RECORDS SHOWN START

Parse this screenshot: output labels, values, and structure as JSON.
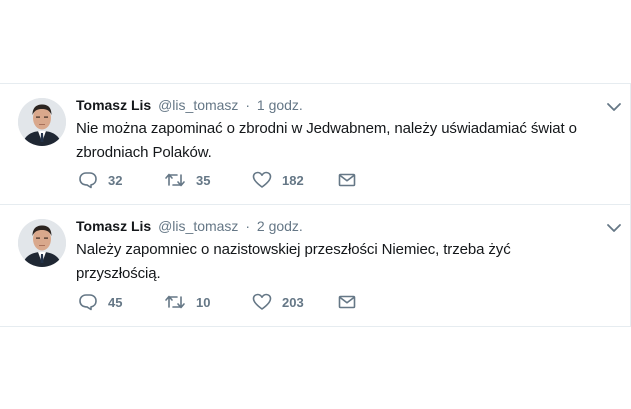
{
  "tweets": [
    {
      "name": "Tomasz Lis",
      "handle": "@lis_tomasz",
      "separator": "·",
      "time": "1 godz.",
      "text": "Nie można zapominać o zbrodni w Jedwabnem, należy uświadamiać świat o zbrodniach Polaków.",
      "replies": "32",
      "retweets": "35",
      "likes": "182"
    },
    {
      "name": "Tomasz Lis",
      "handle": "@lis_tomasz",
      "separator": "·",
      "time": "2 godz.",
      "text": "Należy zapomniec o nazistowskiej przeszłości Niemiec, trzeba żyć przyszłością.",
      "replies": "45",
      "retweets": "10",
      "likes": "203"
    }
  ],
  "icons": {
    "reply": "reply-icon",
    "retweet": "retweet-icon",
    "like": "heart-icon",
    "message": "envelope-icon",
    "menu": "chevron-down-icon"
  },
  "colors": {
    "text": "#14171a",
    "secondary": "#657786",
    "border": "#e6ecf0"
  }
}
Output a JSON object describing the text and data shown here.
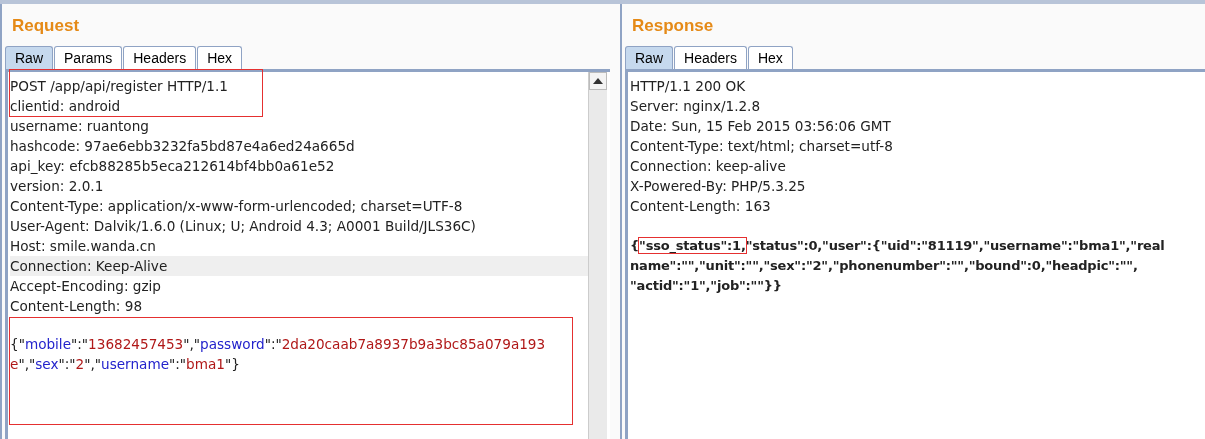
{
  "request": {
    "title": "Request",
    "tabs": [
      {
        "label": "Raw",
        "selected": true
      },
      {
        "label": "Params",
        "selected": false
      },
      {
        "label": "Headers",
        "selected": false
      },
      {
        "label": "Hex",
        "selected": false
      }
    ],
    "sections": [
      {
        "boxed": true,
        "lines": [
          {
            "text": "POST /app/api/register HTTP/1.1",
            "highlighted": false
          },
          {
            "text": "clientid: android",
            "highlighted": false
          }
        ]
      },
      {
        "boxed": false,
        "lines": [
          {
            "text": "username: ruantong",
            "highlighted": false
          },
          {
            "text": "hashcode: 97ae6ebb3232fa5bd87e4a6ed24a665d",
            "highlighted": false
          },
          {
            "text": "api_key: efcb88285b5eca212614bf4bb0a61e52",
            "highlighted": false
          },
          {
            "text": "version: 2.0.1",
            "highlighted": false
          },
          {
            "text": "Content-Type: application/x-www-form-urlencoded; charset=UTF-8",
            "highlighted": false
          },
          {
            "text": "User-Agent: Dalvik/1.6.0 (Linux; U; Android 4.3; A0001 Build/JLS36C)",
            "highlighted": false
          },
          {
            "text": "Host: smile.wanda.cn",
            "highlighted": false
          },
          {
            "text": "Connection: Keep-Alive",
            "highlighted": true
          },
          {
            "text": "Accept-Encoding: gzip",
            "highlighted": false
          },
          {
            "text": "Content-Length: 98",
            "highlighted": false
          }
        ]
      }
    ],
    "body": {
      "boxed": true,
      "lines": [
        [
          {
            "kind": "punct",
            "text": "{\""
          },
          {
            "kind": "key",
            "text": "mobile"
          },
          {
            "kind": "punct",
            "text": "\":\""
          },
          {
            "kind": "value",
            "text": "13682457453"
          },
          {
            "kind": "punct",
            "text": "\",\""
          },
          {
            "kind": "key",
            "text": "password"
          },
          {
            "kind": "punct",
            "text": "\":\""
          },
          {
            "kind": "value",
            "text": "2da20caab7a8937b9a3bc85a079a193"
          }
        ],
        [
          {
            "kind": "value",
            "text": "e"
          },
          {
            "kind": "punct",
            "text": "\",\""
          },
          {
            "kind": "key",
            "text": "sex"
          },
          {
            "kind": "punct",
            "text": "\":\""
          },
          {
            "kind": "value",
            "text": "2"
          },
          {
            "kind": "punct",
            "text": "\",\""
          },
          {
            "kind": "key",
            "text": "username"
          },
          {
            "kind": "punct",
            "text": "\":\""
          },
          {
            "kind": "value",
            "text": "bma1"
          },
          {
            "kind": "punct",
            "text": "\"}"
          }
        ]
      ]
    }
  },
  "response": {
    "title": "Response",
    "tabs": [
      {
        "label": "Raw",
        "selected": true
      },
      {
        "label": "Headers",
        "selected": false
      },
      {
        "label": "Hex",
        "selected": false
      }
    ],
    "lines": [
      "HTTP/1.1 200 OK",
      "Server: nginx/1.2.8",
      "Date: Sun, 15 Feb 2015 03:56:06 GMT",
      "Content-Type: text/html; charset=utf-8",
      "Connection: keep-alive",
      "X-Powered-By: PHP/5.3.25",
      "Content-Length: 163"
    ],
    "body": [
      [
        {
          "text": "{",
          "boxed": false
        },
        {
          "text": "\"sso_status\":1,",
          "boxed": true
        },
        {
          "text": "\"status\":0,\"user\":{\"uid\":\"81119\",\"username\":\"bma1\",\"real",
          "boxed": false
        }
      ],
      [
        {
          "text": "name\":\"\",\"unit\":\"\",\"sex\":\"2\",\"phonenumber\":\"\",\"bound\":0,\"headpic\":\"\",",
          "boxed": false
        }
      ],
      [
        {
          "text": "\"actid\":\"1\",\"job\":\"\"}}",
          "boxed": false
        }
      ]
    ]
  }
}
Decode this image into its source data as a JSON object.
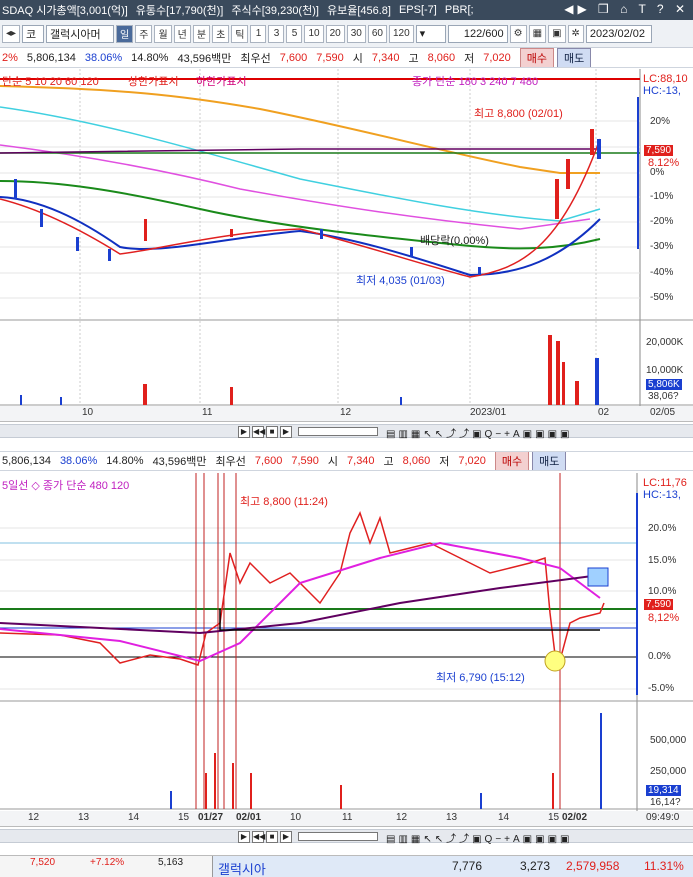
{
  "topbar": {
    "items": [
      "SDAQ 시가총액[3,001(억)]",
      "유통수[17,790(천)]",
      "주식수[39,230(천)]",
      "유보율[456.8]",
      "EPS[-7]",
      "PBR[;"
    ]
  },
  "toolbar": {
    "stock_prefix": "코",
    "stock_name": "갤럭시아머",
    "periods": [
      "일",
      "주",
      "월",
      "년",
      "분",
      "초",
      "틱"
    ],
    "minutes": [
      "1",
      "3",
      "5",
      "10",
      "20",
      "30",
      "60",
      "120"
    ],
    "count": "122/600",
    "date": "2023/02/02"
  },
  "info1": {
    "pct_left": "2%",
    "volume": "5,806,134",
    "ratio": "38.06%",
    "turnover": "14.80%",
    "amount": "43,596백만",
    "best_label": "최우선",
    "best_ask": "7,600",
    "best_bid": "7,590",
    "open_label": "시",
    "open": "7,340",
    "high_label": "고",
    "high": "8,060",
    "low_label": "저",
    "low": "7,020",
    "buy": "매수",
    "sell": "매도"
  },
  "chart1": {
    "legend_left": "단순 5 10 20 60 120",
    "legend_upper": "상한가표시",
    "legend_lower": "하한가표시",
    "legend_right": "종가 단순 180  3 240  7 480",
    "lc": "LC:88,10",
    "hc": "HC:-13,",
    "high_note": "최고 8,800 (02/01)",
    "low_note": "최저 4,035 (01/03)",
    "div_note": "배당락(0.00%)",
    "price_box": "7,590",
    "pct_box": "8.12%",
    "y_ticks": [
      "20%",
      "10%",
      "0%",
      "-10%",
      "-20%",
      "-30%",
      "-40%",
      "-50%"
    ],
    "vol_ticks": [
      "20,000K",
      "10,000K"
    ],
    "vol_box": "5,806K",
    "vol_last": "38,06?",
    "x_ticks": [
      "10",
      "11",
      "12",
      "2023/01",
      "02"
    ],
    "x_right": "02/05"
  },
  "info2": {
    "volume": "5,806,134",
    "ratio": "38.06%",
    "turnover": "14.80%",
    "amount": "43,596백만",
    "best_label": "최우선",
    "best_ask": "7,600",
    "best_bid": "7,590",
    "open_label": "시",
    "open": "7,340",
    "high_label": "고",
    "high": "8,060",
    "low_label": "저",
    "low": "7,020",
    "buy": "매수",
    "sell": "매도"
  },
  "chart2": {
    "legend": "5일선 ◇ 종가 단순 480  120",
    "lc": "LC:11,76",
    "hc": "HC:-13,",
    "high_note": "최고 8,800 (11:24)",
    "low_note": "최저 6,790 (15:12)",
    "price_box": "7,590",
    "pct_box": "8,12%",
    "y_ticks": [
      "20.0%",
      "15.0%",
      "10.0%",
      "5.0%",
      "0.0%",
      "-5.0%"
    ],
    "vol_ticks": [
      "500,000",
      "250,000"
    ],
    "vol_box": "19,314",
    "vol_last": "16,14?",
    "x_ticks": [
      "12",
      "13",
      "14",
      "15",
      "01/27",
      "02/01",
      "10",
      "11",
      "12",
      "13",
      "14",
      "15",
      "02/02"
    ],
    "x_right": "09:49:0"
  },
  "bottom": {
    "left_vals": [
      "7,520",
      "+7.12%",
      "5,163"
    ],
    "name": "갤럭시아",
    "v1": "7,776",
    "v2": "3,273",
    "v3": "2,579,958",
    "v4": "11.31%"
  },
  "chart_data": [
    {
      "type": "line",
      "title": "",
      "x": [
        "10",
        "11",
        "12",
        "2023/01",
        "02"
      ],
      "series": [
        {
          "name": "종가",
          "values": [
            -12,
            -28,
            -24,
            -38,
            12
          ]
        }
      ],
      "ylim": [
        -50,
        25
      ]
    },
    {
      "type": "line",
      "title": "",
      "x": [
        "12",
        "13",
        "14",
        "15",
        "01/27",
        "02/01",
        "02/02"
      ],
      "series": [
        {
          "name": "종가",
          "values": [
            3,
            0,
            0,
            -1,
            14,
            15,
            8
          ]
        }
      ],
      "ylim": [
        -5,
        22
      ]
    }
  ]
}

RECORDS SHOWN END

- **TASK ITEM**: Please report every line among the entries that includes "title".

- **EXPECTED ANSWER**:
    "title": "Request",
    "title": "Response",
      "title": "",
      "title": "",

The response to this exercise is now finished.